Courtney Howard // Film Critic
You could say that the filmmakers behind Disney-Pixar’s SOUL had their fair share of soul-searching to do before landing on the narrative that anchors the film. The story that made the final cut centers on middle school teacher/ middling jazz musician Joe (voiced by Jamie Foxx) and his travails trying to get back into his body after an accident transports him to the world of the Before. There he meets a stubborn newbie soul, 22 (voiced by Tina Fey), who doesn’t have any interest in getting in a human body of her own. The two are then forced to work together to find their own sparks for living.
The process of creating an animated film is a little more malleable than it is in live action. And with that continual tweaking of the material over the usual four years-long span it takes to bring a Pixar film to the screen, a lot of ideas wind up in the waste bin. At the film’s long-lead press day, the filmmakers shared a few of their rejected stories with journalists. One of those shelved ideas was making this a heist movie. Director Pete Docter said,

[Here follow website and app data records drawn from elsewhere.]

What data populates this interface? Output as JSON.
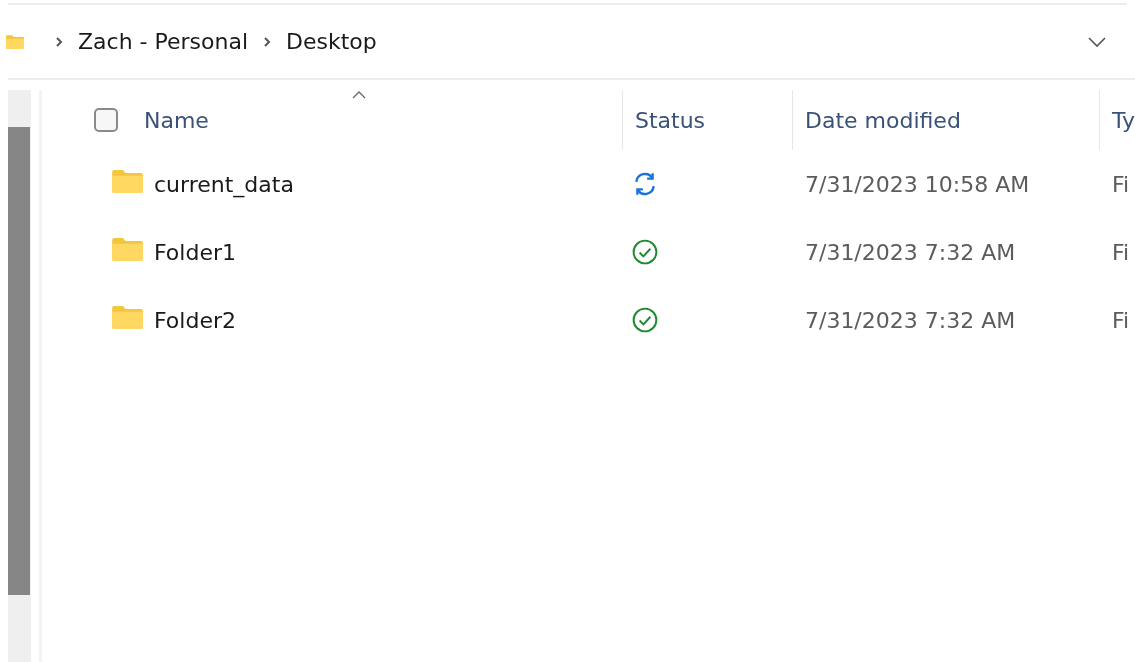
{
  "breadcrumb": [
    {
      "label": "Zach - Personal"
    },
    {
      "label": "Desktop"
    }
  ],
  "table": {
    "select_all": {
      "checked": false
    },
    "columns": [
      {
        "label": "Name",
        "sorted": true
      },
      {
        "label": "Status",
        "sorted": false
      },
      {
        "label": "Date modified",
        "sorted": false
      },
      {
        "label": "Ty",
        "sorted": false
      }
    ],
    "rows": [
      {
        "name": "current_data",
        "status": {
          "kind": "syncing"
        },
        "date_modified": "7/31/2023 10:58 AM",
        "column_4": "Fi"
      },
      {
        "name": "Folder1",
        "status": {
          "kind": "synced"
        },
        "date_modified": "7/31/2023 7:32 AM",
        "column_4": "Fi"
      },
      {
        "name": "Folder2",
        "status": {
          "kind": "synced"
        },
        "date_modified": "7/31/2023 7:32 AM",
        "column_4": "Fi"
      }
    ]
  }
}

“The very first version of this took place all in the Soul world, and it was basically a heist movie. We thought that was the best way to represent the underlying theme, or message, that we were trying to get across. And it didn’t [laughs].”
Docter later expanded on the heist movie storyline.

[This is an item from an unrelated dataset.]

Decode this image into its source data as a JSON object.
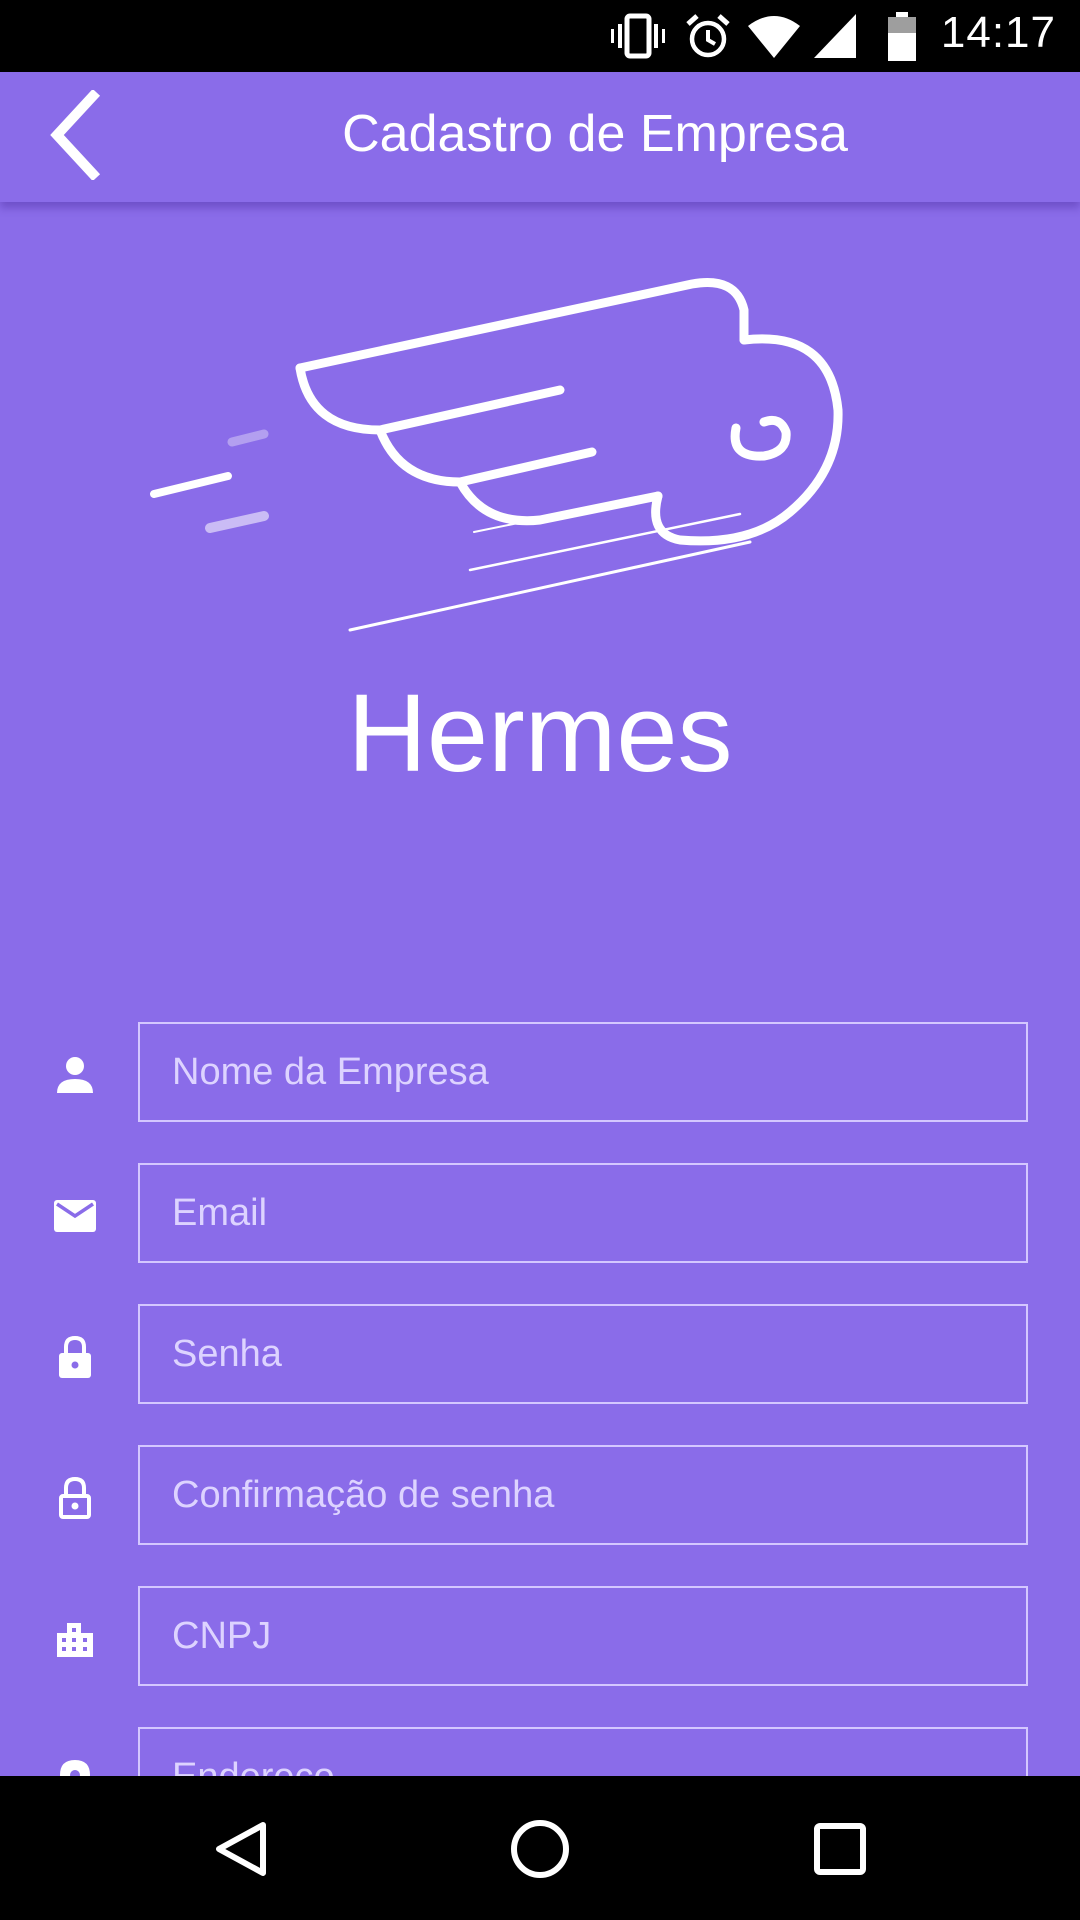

“The heist movie was basically 22 and Joe trying to get an Earth pass. They had to somehow break into the Earth pass facility to get it. What happened was it was a lot of running around, and any time you would refer to Joe’s life on Earth, it was either a flashback or a long lecture, and it just didn’t give us the opportunity to really talk and feel what Joe was going through in this journey. So that’s why we dumped that.”
Another abandoned story track early on was making Joe an actor instead of a musician, but that didn’t feel suitable, Docter mentioned.

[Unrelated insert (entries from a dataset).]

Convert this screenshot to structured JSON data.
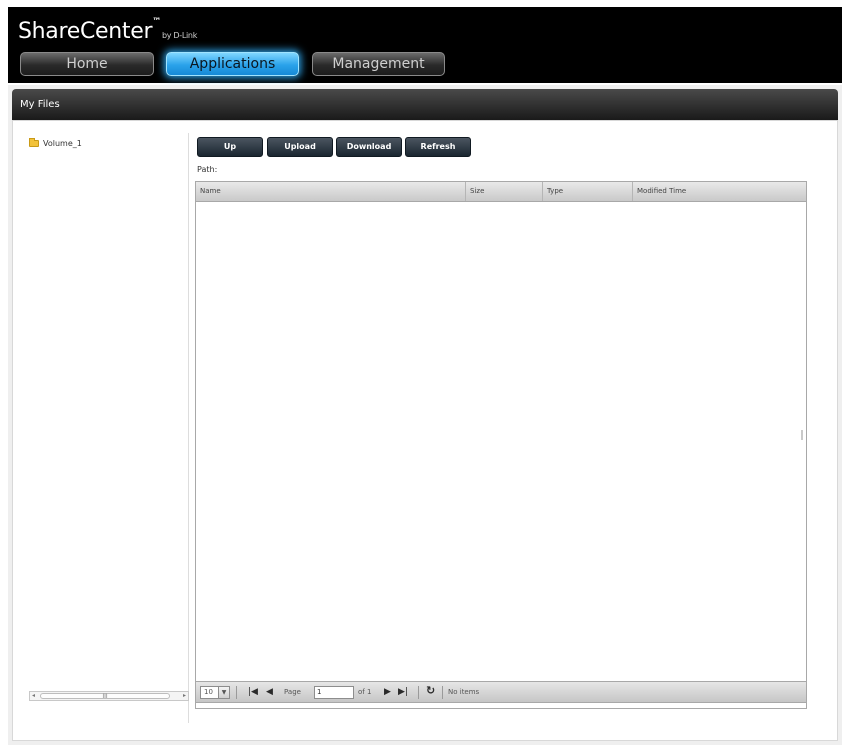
{
  "header": {
    "brand": "ShareCenter",
    "brand_tm": "™",
    "brand_by": "by D-Link",
    "tabs": [
      {
        "label": "Home",
        "active": false
      },
      {
        "label": "Applications",
        "active": true
      },
      {
        "label": "Management",
        "active": false
      }
    ]
  },
  "panel": {
    "title": "My Files"
  },
  "tree": {
    "items": [
      {
        "label": "Volume_1",
        "icon": "folder-icon"
      }
    ],
    "scroll_thumb": "III"
  },
  "toolbar": {
    "up_label": "Up",
    "upload_label": "Upload",
    "download_label": "Download",
    "refresh_label": "Refresh",
    "path_label": "Path:"
  },
  "grid": {
    "columns": [
      "Name",
      "Size",
      "Type",
      "Modified Time"
    ]
  },
  "pager": {
    "page_size": "10",
    "page_label": "Page",
    "page_value": "1",
    "of_label": "of 1",
    "status": "No items"
  },
  "colors": {
    "active_tab": "#2aa2ea",
    "header_bg": "#000000",
    "button_bg": "#1a2630"
  }
}
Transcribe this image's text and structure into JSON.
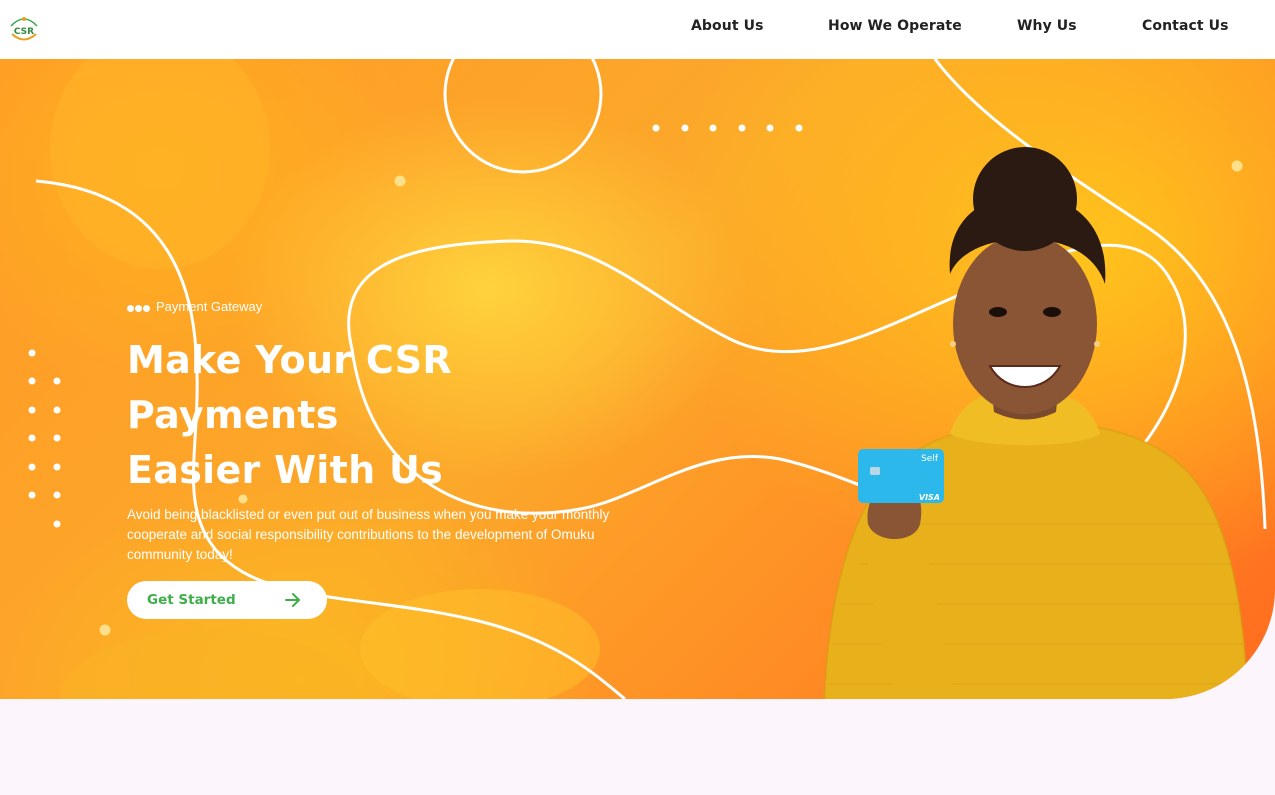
{
  "header": {
    "logo_text": "CSR",
    "nav": [
      {
        "label": "About Us"
      },
      {
        "label": "How We Operate"
      },
      {
        "label": "Why Us"
      },
      {
        "label": "Contact Us"
      }
    ]
  },
  "hero": {
    "tagline": "Payment Gateway",
    "headline_lines": [
      "Make Your CSR",
      "Payments",
      "Easier With Us"
    ],
    "description": "Avoid being blacklisted or even put out of business when you make your monthly cooperate and social responsibility contributions to the development of Omuku community today!",
    "cta_label": "Get Started",
    "cta_icon": "arrow-right-icon",
    "image": {
      "description": "smiling woman in yellow sweater holding card",
      "card_brand": "VISA",
      "card_text": "Self"
    }
  },
  "colors": {
    "hero_orange": "#fca92a",
    "hero_deep_orange": "#ff6a1e",
    "cta_green": "#3fae4a",
    "page_background": "#fcf6fc",
    "nav_text": "#222222"
  }
}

“That was another back to the drawing board where you watch the actor and you think he’s out for fame. He’s out for sort of selfish reasons that didn’t have the sorta nobility that music does. That might be just our own predispositions for that sort of thing.”
It’s also not just the story that shifts over the years, but the designs as well. When it came to the look of the “Before” world, they began looking at real world influences. Docter elucidated,
“We looked at some photos of the World’s Fair from, like, the ‘30’s all through the ‘60’s. We wanted it to be very non-specific in terms of culture, so if you look at it and go, “Oh, that’s Greek, or Italian, or Chinese, or whatever,” that would be wrong because souls, we are saying in the film, come to Earth as a blank slate – that your culture is something that you learn and grow into. We were looking for something simple, geometric. This was largely the art department playing around and then in concert with our technical group.”
Though there’s a heavy emphasis on the role music plays, the filmmakers never considered pushing their idea further into the fantastical hyper-reality of a musical world. Pete Docter explained,
“It felt like the story didn’t really fit with that idea. We wanted this to be as sort of grounded and truthful as we could, even though it’s animation. We were lookin’ for this great contrast between the ethereal world and the earth, and I guess that would be why I would argue against considering that as a musical.”
Producer Dana Murray said that once they saw a clip from an instructive tutorial from the iconic musician Herbie Hancock acted as the project’s much needed epiphany.
“I feel like from that moment on [is] when we knew Joe was gonna be a jazz musician. There were new-no major blowups after that.”
When they finally settled on Joe’s career passion being jazz music is when things started to clarify that he needed to have cultural specificity. Co-writer/ Co-director Kemp Powers expanded,
“I think it’s important to understand that cultural specificity is not a dividing thing. I like to say that sometimes being hyper-specific allows us to see the universality in all of our experiences.”
SOUL begins streaming exclusively on Disney+ on December 25.